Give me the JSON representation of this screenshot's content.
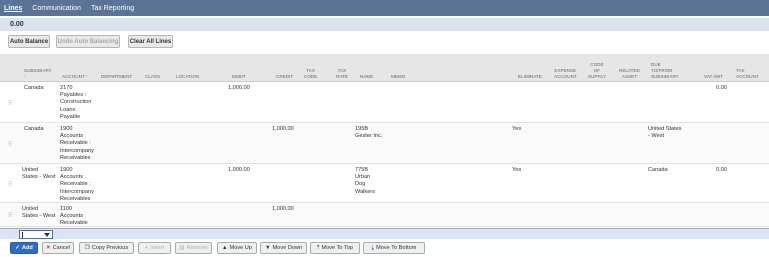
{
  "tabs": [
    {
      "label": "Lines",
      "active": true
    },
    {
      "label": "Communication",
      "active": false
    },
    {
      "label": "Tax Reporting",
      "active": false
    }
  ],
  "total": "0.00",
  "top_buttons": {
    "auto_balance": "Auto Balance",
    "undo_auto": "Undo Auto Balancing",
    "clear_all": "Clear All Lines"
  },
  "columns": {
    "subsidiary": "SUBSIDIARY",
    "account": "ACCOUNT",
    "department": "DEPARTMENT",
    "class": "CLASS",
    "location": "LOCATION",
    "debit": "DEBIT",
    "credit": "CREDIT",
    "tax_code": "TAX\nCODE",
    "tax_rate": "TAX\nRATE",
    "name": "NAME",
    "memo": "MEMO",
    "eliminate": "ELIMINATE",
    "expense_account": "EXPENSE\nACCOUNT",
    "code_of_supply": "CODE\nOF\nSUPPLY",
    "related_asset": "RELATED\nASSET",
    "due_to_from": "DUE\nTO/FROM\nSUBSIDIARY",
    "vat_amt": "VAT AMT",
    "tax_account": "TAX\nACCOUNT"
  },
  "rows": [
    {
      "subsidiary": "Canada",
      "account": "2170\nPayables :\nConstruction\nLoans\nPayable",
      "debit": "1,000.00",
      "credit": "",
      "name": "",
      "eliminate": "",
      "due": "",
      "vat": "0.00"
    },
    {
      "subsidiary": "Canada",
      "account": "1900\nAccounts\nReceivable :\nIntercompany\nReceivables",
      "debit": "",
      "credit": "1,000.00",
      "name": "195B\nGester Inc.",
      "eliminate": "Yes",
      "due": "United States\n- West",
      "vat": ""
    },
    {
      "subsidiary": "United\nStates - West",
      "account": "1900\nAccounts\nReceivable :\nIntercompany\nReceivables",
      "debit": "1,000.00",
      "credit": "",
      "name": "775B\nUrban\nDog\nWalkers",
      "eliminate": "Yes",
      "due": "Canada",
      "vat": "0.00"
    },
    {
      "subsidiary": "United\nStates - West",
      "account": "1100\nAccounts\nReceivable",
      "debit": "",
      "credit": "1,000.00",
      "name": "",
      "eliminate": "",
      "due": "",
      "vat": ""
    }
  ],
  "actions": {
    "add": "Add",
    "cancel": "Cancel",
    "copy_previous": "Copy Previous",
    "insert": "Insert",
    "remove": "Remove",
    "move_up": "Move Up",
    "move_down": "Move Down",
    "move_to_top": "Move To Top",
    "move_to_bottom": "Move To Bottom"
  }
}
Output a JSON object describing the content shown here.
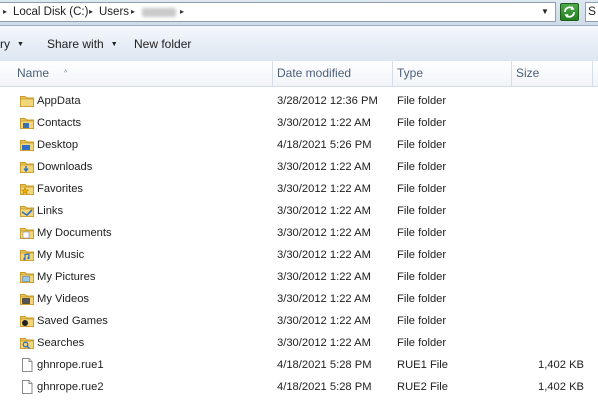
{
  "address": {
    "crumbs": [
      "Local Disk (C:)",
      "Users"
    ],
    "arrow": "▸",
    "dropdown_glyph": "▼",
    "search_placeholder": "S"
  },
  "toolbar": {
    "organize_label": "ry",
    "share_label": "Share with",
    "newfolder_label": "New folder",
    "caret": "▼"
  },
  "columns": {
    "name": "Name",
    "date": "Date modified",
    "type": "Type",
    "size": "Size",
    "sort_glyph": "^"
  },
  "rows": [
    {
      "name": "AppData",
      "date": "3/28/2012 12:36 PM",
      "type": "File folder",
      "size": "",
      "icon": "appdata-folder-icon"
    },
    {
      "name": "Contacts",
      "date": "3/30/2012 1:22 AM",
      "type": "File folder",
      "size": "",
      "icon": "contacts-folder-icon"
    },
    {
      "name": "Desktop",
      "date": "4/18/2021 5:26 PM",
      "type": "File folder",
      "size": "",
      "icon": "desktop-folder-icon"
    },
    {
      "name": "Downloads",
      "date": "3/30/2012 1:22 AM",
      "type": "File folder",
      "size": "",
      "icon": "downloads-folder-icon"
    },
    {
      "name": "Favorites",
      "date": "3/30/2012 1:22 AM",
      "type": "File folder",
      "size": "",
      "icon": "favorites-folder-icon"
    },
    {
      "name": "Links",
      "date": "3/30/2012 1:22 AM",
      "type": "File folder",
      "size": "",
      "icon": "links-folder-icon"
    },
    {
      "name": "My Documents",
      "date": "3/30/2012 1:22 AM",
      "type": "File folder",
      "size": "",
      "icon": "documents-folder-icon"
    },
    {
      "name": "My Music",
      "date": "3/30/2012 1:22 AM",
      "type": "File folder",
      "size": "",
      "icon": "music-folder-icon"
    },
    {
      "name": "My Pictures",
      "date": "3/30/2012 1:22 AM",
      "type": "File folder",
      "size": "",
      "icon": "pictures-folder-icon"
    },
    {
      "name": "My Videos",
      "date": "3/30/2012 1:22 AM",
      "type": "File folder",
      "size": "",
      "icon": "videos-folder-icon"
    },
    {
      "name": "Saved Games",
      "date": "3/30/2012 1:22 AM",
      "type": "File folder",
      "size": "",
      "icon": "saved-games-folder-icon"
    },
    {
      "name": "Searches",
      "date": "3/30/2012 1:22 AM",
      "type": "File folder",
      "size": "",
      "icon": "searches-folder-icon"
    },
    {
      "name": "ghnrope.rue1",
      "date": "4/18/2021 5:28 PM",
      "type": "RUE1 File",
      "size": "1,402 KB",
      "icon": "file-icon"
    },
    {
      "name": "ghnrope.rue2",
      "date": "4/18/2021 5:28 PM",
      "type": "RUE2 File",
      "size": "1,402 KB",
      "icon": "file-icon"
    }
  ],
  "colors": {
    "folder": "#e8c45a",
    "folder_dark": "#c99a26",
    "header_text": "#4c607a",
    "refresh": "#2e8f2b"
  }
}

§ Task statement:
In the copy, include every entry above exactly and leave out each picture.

§ Result of the task:
Give me the JSON representation of this screenshot's content.
{
  "tabs": [
    {
      "label": "Lines",
      "active": true
    },
    {
      "label": "Communication",
      "active": false
    },
    {
      "label": "Tax Reporting",
      "active": false
    }
  ],
  "total": "0.00",
  "top_buttons": {
    "auto_balance": "Auto Balance",
    "undo_auto": "Undo Auto Balancing",
    "clear_all": "Clear All Lines"
  },
  "columns": {
    "subsidiary": "SUBSIDIARY",
    "account": "ACCOUNT",
    "department": "DEPARTMENT",
    "class": "CLASS",
    "location": "LOCATION",
    "debit": "DEBIT",
    "credit": "CREDIT",
    "tax_code": "TAX\nCODE",
    "tax_rate": "TAX\nRATE",
    "name": "NAME",
    "memo": "MEMO",
    "eliminate": "ELIMINATE",
    "expense_account": "EXPENSE\nACCOUNT",
    "code_of_supply": "CODE\nOF\nSUPPLY",
    "related_asset": "RELATED\nASSET",
    "due_to_from": "DUE\nTO/FROM\nSUBSIDIARY",
    "vat_amt": "VAT AMT",
    "tax_account": "TAX\nACCOUNT"
  },
  "rows": [
    {
      "subsidiary": "Canada",
      "account": "2170\nPayables :\nConstruction\nLoans\nPayable",
      "debit": "1,000.00",
      "credit": "",
      "name": "",
      "eliminate": "",
      "due": "",
      "vat": "0.00"
    },
    {
      "subsidiary": "Canada",
      "account": "1900\nAccounts\nReceivable :\nIntercompany\nReceivables",
      "debit": "",
      "credit": "1,000.00",
      "name": "195B\nGester Inc.",
      "eliminate": "Yes",
      "due": "United States\n- West",
      "vat": ""
    },
    {
      "subsidiary": "United\nStates - West",
      "account": "1900\nAccounts\nReceivable :\nIntercompany\nReceivables",
      "debit": "1,000.00",
      "credit": "",
      "name": "775B\nUrban\nDog\nWalkers",
      "eliminate": "Yes",
      "due": "Canada",
      "vat": "0.00"
    },
    {
      "subsidiary": "United\nStates - West",
      "account": "1100\nAccounts\nReceivable",
      "debit": "",
      "credit": "1,000.00",
      "name": "",
      "eliminate": "",
      "due": "",
      "vat": ""
    }
  ],
  "actions": {
    "add": "Add",
    "cancel": "Cancel",
    "copy_previous": "Copy Previous",
    "insert": "Insert",
    "remove": "Remove",
    "move_up": "Move Up",
    "move_down": "Move Down",
    "move_to_top": "Move To Top",
    "move_to_bottom": "Move To Bottom"
  }
}
Output a JSON object describing the content shown here.
{
  "address": {
    "crumbs": [
      "Local Disk (C:)",
      "Users"
    ],
    "arrow": "▸",
    "dropdown_glyph": "▼",
    "search_placeholder": "S"
  },
  "toolbar": {
    "organize_label": "ry",
    "share_label": "Share with",
    "newfolder_label": "New folder",
    "caret": "▼"
  },
  "columns": {
    "name": "Name",
    "date": "Date modified",
    "type": "Type",
    "size": "Size",
    "sort_glyph": "^"
  },
  "rows": [
    {
      "name": "AppData",
      "date": "3/28/2012 12:36 PM",
      "type": "File folder",
      "size": "",
      "icon": "appdata-folder-icon"
    },
    {
      "name": "Contacts",
      "date": "3/30/2012 1:22 AM",
      "type": "File folder",
      "size": "",
      "icon": "contacts-folder-icon"
    },
    {
      "name": "Desktop",
      "date": "4/18/2021 5:26 PM",
      "type": "File folder",
      "size": "",
      "icon": "desktop-folder-icon"
    },
    {
      "name": "Downloads",
      "date": "3/30/2012 1:22 AM",
      "type": "File folder",
      "size": "",
      "icon": "downloads-folder-icon"
    },
    {
      "name": "Favorites",
      "date": "3/30/2012 1:22 AM",
      "type": "File folder",
      "size": "",
      "icon": "favorites-folder-icon"
    },
    {
      "name": "Links",
      "date": "3/30/2012 1:22 AM",
      "type": "File folder",
      "size": "",
      "icon": "links-folder-icon"
    },
    {
      "name": "My Documents",
      "date": "3/30/2012 1:22 AM",
      "type": "File folder",
      "size": "",
      "icon": "documents-folder-icon"
    },
    {
      "name": "My Music",
      "date": "3/30/2012 1:22 AM",
      "type": "File folder",
      "size": "",
      "icon": "music-folder-icon"
    },
    {
      "name": "My Pictures",
      "date": "3/30/2012 1:22 AM",
      "type": "File folder",
      "size": "",
      "icon": "pictures-folder-icon"
    },
    {
      "name": "My Videos",
      "date": "3/30/2012 1:22 AM",
      "type": "File folder",
      "size": "",
      "icon": "videos-folder-icon"
    },
    {
      "name": "Saved Games",
      "date": "3/30/2012 1:22 AM",
      "type": "File folder",
      "size": "",
      "icon": "saved-games-folder-icon"
    },
    {
      "name": "Searches",
      "date": "3/30/2012 1:22 AM",
      "type": "File folder",
      "size": "",
      "icon": "searches-folder-icon"
    },
    {
      "name": "ghnrope.rue1",
      "date": "4/18/2021 5:28 PM",
      "type": "RUE1 File",
      "size": "1,402 KB",
      "icon": "file-icon"
    },
    {
      "name": "ghnrope.rue2",
      "date": "4/18/2021 5:28 PM",
      "type": "RUE2 File",
      "size": "1,402 KB",
      "icon": "file-icon"
    }
  ],
  "colors": {
    "folder": "#e8c45a",
    "folder_dark": "#c99a26",
    "header_text": "#4c607a",
    "refresh": "#2e8f2b"
  }
}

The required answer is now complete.